Around four-thirty, Annelies came downstairs and sat down on the other side of the couch. She eyed me warily. “I can’t remember your name.”
“I’m Jed,” I said. “You’re Annelies, right?”
She smiled. “Yes.”
“Did you sleep well?” I asked.
She nodded. “Do you have a sister?”
I blinked slowly, trying not to let my emotions overwhelm me. I wanted to be mad at her for asking, but she didn’t know any better. “Yes.”
“Why didn’t you bring her with you?”
I couldn’t help it. I was annoyed. “Because she wouldn’t have wanted to come.”
Annelies looked down at her hands.
I asked how old she was, and she told me she was six, so I told her I was thirteen. She said that Terin was 13, so I could be friends with him. I almost laughed, because part of me was like “I’ve had enough of 13 year old boys,” but I just smiled instead. She started talking about a girl named Kezia who had been her friend. I remembered Mrs. Parker mentioning the girl and saying that Annelies was lonely, so I let her talk to me. I listened and responded in all the right ways until Cameron came downstairs.
“Hey guys,” he said, yawning and sitting down in the chair on Annelies’s side of the couch. “Terin’s in the shower, but Kevin and Jerico are still sleeping. Mr. and Mrs. Parker should be home soon.”
Right on cue, we heard the garage door swing open. Annelies jumped up and ran over to the man, who was tall, muscular, and balding just enough that it was noticeable. “Papa!” she cried, and he picked her up and kissed her on the cheek.
He greeted Cameron, smiling. Then he saw me. “Who’s this?”
“I’m Jed,” I said. Mr. Parker walked over to me, and I realized that he had big lips, just like Jerico’s. He stuck out his free hand. “Nice to meet you.

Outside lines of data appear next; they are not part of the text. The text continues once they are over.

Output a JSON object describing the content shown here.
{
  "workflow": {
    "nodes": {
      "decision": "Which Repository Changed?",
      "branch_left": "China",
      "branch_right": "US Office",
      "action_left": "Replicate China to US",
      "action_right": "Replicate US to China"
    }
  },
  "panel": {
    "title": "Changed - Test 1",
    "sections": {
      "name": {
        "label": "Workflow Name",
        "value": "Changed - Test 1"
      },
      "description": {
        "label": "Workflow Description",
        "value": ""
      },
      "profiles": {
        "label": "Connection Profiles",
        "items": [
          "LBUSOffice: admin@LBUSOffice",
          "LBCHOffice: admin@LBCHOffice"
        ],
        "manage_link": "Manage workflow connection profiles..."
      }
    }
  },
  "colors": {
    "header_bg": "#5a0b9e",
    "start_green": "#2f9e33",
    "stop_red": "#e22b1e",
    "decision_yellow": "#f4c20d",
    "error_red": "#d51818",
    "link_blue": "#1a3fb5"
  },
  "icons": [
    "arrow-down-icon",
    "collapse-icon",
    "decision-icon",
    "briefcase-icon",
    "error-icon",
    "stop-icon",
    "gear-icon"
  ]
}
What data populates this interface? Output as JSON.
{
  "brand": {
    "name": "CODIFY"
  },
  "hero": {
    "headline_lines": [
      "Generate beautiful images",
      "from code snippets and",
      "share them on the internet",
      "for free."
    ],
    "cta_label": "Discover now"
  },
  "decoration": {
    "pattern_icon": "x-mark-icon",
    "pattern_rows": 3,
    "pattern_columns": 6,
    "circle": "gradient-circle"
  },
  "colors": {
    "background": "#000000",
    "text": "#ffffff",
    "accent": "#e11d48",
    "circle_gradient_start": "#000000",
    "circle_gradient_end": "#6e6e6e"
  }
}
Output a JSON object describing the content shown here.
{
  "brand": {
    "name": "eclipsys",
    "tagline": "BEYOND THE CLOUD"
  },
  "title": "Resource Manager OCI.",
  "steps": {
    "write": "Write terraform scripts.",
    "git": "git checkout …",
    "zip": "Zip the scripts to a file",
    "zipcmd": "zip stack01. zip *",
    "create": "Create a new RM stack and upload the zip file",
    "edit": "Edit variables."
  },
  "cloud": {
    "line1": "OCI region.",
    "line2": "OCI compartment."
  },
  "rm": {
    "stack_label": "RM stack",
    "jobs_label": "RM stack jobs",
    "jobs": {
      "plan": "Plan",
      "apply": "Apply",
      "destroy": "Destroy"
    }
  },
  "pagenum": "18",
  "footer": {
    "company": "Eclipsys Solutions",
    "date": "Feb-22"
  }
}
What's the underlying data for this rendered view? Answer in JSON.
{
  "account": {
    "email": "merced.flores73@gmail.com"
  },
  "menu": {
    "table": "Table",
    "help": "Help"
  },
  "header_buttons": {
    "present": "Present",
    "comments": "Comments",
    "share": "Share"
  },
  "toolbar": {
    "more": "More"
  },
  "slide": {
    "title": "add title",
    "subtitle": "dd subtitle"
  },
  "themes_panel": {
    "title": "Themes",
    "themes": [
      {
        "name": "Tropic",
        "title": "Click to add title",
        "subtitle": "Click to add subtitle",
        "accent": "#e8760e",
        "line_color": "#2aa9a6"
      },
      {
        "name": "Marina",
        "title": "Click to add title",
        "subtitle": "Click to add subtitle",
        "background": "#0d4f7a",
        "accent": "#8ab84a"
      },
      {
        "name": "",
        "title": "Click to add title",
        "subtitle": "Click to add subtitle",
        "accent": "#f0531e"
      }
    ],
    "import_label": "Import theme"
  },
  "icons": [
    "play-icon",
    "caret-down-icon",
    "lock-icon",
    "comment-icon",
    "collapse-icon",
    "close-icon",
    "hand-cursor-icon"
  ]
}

I’m Lonnie.”
I shook his hand. “Nice to meet you too.”
He moved away and set Annelies down. “I’ve got to go shower and change, but I look forward to getting to know you, Jed.”
I smiled and he went upstairs. Cameron assured me that he was a really nice guy, and I nodded. Seeing him hold Annelies so tightly, as if he loved her like she was his own child, had reopened some kind of wound in my heart. I wanted to cry, so I avoided Cameron’s eyes and stared at the TV.
“If you need to shower, I bet Terin’s done,” Cameron told me. “You could probably borrow some of his clothes.”
I shook my head, not trusting myself to talk.
“No offense,” Cameron said, laughing a little, “but you kinda smell like a dumpster or something.”
I took a deep breath and managed a smile. “I meant that I have clothes. I don’t need to borrow Terin’s. My clothes just need to be washed.”
Cameron’s face turned red. “Oh. Well, I can show you where the washer is.”
I told him that sounded good, so I grabbed my backpack and he led me upstairs. We went into the bathroom, which was foggy from Terin’s shower, and Cameron showed me that the washer and dryer were behind the door. “Maybe you could borrow something so you can wash the clothes you’re wearing, too.”
I agreed. He disappeared to the room that had been closed earlier in the day. I put all of my clothes that I wasn’t wearing into the washer and put soap in. When Cameron came back with clothes, he handed them to me and waited outside while I changed. The clothes actually fit me pretty well.
The washer was different than mine, so he had to show me how it worked, but once it was running, Cameron left again. I locked the door and turned on the shower. I stripped down and got in, turning up the water so that it was so warm that when it hit my stomach, my intestines shrunk back. The whole time I was in the shower, I thought about how nice these people were and how I could get used to living with them.
I really hope that I don’t have to think about home for a long, long time.